He won Associated Press awards for photography, the Catholic Newsmen McQuade Award for reporting, and several aviation and space writers awards for aviation reporting.

He was a founding member of the Peninsula Press Club, where he served as president, treasurer and director.

Golding also served as president of the Tri-County Newspaperman’s Guild. He was a member of the
California Writers Club and the Aviation and Space Writers Association. He was also a member of Our Lady of Angels Catholic Church of Burlingame.

In 1995, he and his late wife Joyce Golding published a 200-year history of her mother’s family, called “The Gallaher Trail, an Empire of Cousins,” tracing their origins in Pennsylvania and movement across North America in the first large wagon train to Oregon in 1845. After more than 49 years of marriage, Joyce died in 1997.

Golding, who died Saturday, is survived by Dorothy Freethy, his mate of more than a decade; his children, Earlene Will of Illinois, Brad Golding of San Diego, Dennis Golding of San Luis Obispo, Frank Golding of Boulder Creek, and Chet Golding of Vancouver, Wash. One son, Daniel Golding, died during childhood, in 1960. Golding had eight grandchildren and four great-grandchildren.

A memorial Mass will be celebrated at 9:30 a.m. Saturday at Our Lady of Angels Church, 1721 Hillside Drive, Burlingame, with a reception to follow.

His favorite charity was the Society of St. Vincent de Paul and donations to it in lieu of flowers are encouraged.

1 comment:

Anonymous said...

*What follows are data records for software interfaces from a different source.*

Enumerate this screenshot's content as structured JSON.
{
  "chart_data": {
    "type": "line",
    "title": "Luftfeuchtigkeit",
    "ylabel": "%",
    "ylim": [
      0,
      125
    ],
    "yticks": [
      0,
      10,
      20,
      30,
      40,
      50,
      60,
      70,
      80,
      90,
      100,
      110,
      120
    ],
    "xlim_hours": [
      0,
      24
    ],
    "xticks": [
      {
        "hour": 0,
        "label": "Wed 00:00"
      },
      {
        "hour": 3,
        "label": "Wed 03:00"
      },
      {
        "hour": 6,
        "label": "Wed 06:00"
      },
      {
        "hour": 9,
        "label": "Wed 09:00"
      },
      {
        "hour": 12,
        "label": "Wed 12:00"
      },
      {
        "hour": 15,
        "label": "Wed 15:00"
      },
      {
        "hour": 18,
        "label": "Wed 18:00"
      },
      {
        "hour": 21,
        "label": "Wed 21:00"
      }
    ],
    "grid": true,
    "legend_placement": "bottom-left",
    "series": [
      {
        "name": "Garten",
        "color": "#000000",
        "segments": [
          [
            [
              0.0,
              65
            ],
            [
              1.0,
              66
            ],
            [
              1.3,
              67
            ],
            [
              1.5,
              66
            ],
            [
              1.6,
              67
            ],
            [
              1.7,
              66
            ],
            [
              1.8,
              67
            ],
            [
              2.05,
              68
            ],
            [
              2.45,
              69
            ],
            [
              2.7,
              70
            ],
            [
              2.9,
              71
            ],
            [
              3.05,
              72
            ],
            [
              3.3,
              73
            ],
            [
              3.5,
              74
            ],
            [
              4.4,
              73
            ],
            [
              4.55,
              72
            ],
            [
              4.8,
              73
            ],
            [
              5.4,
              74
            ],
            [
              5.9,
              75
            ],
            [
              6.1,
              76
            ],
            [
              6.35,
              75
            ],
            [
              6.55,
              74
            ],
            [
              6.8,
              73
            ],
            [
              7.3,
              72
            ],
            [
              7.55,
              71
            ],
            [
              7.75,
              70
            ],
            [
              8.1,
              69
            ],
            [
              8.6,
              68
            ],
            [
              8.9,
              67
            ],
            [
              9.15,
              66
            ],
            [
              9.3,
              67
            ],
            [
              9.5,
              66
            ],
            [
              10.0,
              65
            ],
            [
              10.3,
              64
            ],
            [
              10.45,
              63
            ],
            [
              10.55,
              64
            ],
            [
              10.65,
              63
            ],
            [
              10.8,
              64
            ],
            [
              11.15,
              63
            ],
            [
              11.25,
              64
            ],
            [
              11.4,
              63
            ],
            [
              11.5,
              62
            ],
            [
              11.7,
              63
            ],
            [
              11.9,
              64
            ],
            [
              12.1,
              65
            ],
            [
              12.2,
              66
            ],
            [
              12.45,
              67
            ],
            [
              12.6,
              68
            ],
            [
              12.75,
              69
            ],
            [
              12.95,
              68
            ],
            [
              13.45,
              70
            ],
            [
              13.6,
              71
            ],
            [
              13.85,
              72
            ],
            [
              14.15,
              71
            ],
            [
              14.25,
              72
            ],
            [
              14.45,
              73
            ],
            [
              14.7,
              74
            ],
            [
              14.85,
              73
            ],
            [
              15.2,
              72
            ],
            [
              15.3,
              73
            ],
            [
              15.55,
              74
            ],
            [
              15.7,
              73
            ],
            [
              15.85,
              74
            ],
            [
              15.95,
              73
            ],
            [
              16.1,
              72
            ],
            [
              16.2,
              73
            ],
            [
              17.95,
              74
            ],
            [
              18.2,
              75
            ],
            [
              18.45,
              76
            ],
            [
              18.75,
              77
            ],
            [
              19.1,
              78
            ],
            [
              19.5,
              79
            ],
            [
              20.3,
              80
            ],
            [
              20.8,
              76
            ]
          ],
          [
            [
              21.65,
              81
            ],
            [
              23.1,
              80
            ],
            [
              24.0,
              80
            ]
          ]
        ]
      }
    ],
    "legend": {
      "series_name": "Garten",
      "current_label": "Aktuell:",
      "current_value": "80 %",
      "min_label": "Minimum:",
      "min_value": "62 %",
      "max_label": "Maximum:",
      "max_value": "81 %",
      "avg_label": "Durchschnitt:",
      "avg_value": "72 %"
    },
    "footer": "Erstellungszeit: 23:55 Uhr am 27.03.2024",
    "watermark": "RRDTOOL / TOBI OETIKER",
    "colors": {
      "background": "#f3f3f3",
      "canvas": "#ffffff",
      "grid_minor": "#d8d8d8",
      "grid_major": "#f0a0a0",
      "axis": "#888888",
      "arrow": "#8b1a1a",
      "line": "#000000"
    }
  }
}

Won the McQuade award. I'm impressed. Do they still have it? I wonder what he got it for. It was a long time ago, but I think the McQuade was for a story that followed the Sermon on the Mount.
Sounds as if Gould lived a life worth living.